Task to complete: One number, and no other words, should make up the answer: how many lines of the listing contain the string "code".

Stored data:
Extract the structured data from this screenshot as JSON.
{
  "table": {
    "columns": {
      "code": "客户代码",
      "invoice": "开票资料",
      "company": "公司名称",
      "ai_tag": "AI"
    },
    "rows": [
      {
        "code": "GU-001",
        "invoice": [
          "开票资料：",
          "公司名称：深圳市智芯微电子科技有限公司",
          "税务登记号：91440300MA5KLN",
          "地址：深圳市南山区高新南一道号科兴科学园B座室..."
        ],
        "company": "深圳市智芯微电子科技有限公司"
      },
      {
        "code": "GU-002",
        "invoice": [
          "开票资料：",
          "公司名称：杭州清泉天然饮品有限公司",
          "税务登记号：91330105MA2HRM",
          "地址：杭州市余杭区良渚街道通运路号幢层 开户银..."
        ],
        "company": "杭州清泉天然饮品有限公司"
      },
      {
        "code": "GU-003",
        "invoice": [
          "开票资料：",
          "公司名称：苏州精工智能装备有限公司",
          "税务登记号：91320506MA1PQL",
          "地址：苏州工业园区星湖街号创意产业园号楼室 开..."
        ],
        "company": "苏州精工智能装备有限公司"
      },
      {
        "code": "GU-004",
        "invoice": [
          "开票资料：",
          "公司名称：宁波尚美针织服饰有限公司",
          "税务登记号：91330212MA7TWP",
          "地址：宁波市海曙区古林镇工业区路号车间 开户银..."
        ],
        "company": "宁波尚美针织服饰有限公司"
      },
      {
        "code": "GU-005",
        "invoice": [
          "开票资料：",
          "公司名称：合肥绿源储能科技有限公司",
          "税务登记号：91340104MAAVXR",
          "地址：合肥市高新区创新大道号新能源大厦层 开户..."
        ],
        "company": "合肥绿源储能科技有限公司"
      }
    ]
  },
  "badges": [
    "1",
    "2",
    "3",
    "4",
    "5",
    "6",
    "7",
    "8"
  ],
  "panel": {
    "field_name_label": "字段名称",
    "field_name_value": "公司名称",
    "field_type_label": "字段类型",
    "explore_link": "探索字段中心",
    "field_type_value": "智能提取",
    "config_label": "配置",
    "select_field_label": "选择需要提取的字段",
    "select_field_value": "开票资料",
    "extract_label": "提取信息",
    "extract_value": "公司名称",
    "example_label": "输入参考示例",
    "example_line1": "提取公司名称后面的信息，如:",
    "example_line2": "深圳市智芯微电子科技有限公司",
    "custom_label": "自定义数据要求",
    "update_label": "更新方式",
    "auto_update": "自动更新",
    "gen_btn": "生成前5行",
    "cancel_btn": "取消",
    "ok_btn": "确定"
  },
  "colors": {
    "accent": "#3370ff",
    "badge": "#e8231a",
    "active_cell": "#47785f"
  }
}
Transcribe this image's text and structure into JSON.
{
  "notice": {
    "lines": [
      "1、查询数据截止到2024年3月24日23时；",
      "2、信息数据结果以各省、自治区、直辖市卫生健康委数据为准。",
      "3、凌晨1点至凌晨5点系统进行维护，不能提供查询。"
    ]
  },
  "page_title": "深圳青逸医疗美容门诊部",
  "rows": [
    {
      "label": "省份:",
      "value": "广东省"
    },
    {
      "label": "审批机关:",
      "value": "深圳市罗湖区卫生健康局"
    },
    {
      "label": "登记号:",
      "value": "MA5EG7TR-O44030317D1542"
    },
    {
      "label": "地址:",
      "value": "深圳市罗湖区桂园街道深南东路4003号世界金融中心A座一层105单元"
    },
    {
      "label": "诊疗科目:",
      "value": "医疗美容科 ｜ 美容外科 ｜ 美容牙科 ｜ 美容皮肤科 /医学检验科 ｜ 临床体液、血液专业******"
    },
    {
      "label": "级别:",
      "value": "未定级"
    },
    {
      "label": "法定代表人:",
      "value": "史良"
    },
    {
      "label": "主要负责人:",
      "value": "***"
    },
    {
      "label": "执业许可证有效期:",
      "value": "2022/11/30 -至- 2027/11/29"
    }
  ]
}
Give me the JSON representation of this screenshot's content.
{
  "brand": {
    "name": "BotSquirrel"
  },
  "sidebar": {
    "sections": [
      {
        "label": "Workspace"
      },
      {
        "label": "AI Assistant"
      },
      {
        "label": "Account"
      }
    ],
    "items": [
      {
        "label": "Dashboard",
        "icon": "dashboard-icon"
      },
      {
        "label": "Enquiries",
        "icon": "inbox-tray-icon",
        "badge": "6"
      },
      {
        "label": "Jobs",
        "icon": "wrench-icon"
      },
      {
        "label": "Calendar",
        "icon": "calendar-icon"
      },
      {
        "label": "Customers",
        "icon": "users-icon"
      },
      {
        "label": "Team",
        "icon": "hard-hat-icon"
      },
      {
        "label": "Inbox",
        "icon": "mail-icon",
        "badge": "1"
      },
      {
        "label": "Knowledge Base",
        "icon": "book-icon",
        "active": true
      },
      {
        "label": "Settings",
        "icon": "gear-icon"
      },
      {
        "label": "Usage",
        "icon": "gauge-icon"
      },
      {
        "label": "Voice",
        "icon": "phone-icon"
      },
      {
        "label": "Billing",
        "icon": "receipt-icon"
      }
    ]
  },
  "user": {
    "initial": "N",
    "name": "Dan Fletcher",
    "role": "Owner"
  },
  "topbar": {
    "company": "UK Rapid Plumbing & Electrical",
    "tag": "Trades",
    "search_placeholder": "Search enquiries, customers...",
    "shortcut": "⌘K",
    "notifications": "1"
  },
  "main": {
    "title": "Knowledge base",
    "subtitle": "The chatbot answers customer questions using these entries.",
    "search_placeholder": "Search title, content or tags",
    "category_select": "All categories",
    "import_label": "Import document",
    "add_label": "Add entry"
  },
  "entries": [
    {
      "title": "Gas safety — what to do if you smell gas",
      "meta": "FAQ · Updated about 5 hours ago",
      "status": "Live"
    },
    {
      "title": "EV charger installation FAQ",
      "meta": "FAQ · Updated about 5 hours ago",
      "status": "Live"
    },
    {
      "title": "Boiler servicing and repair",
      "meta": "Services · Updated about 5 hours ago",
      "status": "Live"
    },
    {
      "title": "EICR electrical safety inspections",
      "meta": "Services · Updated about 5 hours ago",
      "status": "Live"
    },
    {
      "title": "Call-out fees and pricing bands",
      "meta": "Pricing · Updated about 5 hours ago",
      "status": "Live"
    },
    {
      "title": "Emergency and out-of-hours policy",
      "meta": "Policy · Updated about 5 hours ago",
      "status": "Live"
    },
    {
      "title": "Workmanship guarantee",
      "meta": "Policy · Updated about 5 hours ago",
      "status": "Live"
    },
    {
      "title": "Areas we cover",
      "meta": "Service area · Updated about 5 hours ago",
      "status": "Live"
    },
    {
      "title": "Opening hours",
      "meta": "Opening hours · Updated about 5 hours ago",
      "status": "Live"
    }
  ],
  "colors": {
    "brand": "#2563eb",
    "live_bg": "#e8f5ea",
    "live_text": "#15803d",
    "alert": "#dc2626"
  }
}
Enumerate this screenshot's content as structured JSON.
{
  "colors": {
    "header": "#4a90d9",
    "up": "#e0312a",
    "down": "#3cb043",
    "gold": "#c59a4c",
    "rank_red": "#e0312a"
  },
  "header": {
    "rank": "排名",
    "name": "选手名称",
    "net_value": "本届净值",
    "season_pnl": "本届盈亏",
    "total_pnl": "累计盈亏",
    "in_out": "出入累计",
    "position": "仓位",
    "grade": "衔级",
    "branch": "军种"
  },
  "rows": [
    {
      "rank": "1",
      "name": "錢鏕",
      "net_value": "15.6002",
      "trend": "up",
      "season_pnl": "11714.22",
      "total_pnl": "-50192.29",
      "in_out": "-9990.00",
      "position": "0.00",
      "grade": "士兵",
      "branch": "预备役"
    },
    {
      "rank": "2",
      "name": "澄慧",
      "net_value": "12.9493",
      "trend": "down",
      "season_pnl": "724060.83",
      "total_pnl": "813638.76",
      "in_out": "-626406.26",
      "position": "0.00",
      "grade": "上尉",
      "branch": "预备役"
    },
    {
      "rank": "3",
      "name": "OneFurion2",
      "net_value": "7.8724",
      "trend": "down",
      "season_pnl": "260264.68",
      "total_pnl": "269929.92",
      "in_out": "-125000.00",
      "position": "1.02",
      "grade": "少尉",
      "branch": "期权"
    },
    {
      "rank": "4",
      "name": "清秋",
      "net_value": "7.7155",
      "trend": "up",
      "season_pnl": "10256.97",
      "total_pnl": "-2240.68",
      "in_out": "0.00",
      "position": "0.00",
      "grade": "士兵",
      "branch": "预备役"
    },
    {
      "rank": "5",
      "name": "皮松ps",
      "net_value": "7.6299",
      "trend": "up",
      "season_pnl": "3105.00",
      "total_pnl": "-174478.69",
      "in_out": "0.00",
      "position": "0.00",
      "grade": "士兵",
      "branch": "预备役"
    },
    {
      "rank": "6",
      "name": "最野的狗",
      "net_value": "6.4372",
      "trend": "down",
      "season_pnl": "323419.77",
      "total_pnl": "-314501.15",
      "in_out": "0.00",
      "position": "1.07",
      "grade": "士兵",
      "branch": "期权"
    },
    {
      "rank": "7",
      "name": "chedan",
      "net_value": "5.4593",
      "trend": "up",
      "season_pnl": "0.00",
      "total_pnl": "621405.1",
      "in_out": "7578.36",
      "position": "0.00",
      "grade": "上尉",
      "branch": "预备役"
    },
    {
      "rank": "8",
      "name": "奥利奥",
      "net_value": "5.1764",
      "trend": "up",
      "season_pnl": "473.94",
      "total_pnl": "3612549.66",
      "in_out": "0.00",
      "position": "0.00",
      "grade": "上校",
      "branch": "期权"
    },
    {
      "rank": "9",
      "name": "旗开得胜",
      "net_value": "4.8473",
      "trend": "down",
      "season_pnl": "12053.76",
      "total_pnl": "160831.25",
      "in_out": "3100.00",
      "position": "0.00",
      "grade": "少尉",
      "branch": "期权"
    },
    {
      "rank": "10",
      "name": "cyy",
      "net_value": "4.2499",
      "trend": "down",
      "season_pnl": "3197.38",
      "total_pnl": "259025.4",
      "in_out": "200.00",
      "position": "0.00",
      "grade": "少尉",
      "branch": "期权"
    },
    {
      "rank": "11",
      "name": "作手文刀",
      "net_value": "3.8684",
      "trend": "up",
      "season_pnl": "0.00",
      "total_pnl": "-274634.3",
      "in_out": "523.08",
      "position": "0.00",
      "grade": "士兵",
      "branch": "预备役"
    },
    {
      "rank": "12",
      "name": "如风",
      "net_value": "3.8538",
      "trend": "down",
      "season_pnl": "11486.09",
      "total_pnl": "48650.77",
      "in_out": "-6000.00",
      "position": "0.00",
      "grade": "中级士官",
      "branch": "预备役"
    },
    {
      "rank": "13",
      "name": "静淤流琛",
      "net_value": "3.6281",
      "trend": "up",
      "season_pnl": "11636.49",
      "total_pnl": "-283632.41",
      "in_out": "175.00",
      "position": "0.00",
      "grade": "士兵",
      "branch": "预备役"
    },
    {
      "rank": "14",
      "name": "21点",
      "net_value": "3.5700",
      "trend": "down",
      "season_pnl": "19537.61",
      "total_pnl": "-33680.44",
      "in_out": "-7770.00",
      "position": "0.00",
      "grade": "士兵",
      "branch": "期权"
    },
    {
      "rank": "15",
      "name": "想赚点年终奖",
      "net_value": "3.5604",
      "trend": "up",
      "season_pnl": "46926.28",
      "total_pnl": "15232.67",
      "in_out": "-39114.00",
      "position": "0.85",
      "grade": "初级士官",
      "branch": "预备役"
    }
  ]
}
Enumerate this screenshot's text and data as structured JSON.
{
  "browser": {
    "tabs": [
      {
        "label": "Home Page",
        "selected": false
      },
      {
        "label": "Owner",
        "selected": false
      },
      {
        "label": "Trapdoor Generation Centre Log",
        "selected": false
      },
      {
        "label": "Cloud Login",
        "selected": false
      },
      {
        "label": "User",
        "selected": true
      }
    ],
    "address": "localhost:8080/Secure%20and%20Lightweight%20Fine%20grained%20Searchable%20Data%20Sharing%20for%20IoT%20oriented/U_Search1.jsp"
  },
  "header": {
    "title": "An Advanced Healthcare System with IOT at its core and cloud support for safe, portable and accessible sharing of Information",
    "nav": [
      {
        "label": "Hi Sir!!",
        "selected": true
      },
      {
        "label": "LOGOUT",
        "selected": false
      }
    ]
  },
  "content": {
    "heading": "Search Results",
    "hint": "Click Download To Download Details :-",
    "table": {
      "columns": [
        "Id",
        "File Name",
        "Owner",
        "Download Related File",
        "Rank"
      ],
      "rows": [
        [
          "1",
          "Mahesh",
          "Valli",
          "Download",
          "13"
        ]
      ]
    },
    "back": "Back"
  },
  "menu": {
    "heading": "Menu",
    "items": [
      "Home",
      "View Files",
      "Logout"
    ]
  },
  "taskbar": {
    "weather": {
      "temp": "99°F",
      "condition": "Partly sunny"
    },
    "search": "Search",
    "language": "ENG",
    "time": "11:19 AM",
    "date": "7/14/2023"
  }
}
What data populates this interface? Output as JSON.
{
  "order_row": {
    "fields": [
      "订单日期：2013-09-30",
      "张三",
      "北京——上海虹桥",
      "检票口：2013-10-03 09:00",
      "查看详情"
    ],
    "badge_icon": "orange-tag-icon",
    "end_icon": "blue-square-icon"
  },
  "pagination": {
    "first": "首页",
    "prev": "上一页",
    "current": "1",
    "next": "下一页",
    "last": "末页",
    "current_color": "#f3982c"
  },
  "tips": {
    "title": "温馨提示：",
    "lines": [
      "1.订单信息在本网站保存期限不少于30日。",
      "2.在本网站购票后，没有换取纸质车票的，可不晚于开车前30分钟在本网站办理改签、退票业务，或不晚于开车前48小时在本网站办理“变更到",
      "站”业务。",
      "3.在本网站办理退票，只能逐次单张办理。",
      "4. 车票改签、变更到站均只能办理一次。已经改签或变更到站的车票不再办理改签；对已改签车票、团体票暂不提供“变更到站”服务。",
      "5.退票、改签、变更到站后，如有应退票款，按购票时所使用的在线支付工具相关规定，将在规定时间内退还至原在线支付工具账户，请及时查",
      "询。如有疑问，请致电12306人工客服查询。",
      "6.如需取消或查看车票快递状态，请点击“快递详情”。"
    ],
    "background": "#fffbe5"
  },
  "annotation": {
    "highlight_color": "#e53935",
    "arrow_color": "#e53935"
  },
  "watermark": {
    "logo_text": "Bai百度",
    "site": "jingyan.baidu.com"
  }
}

Answer box: 6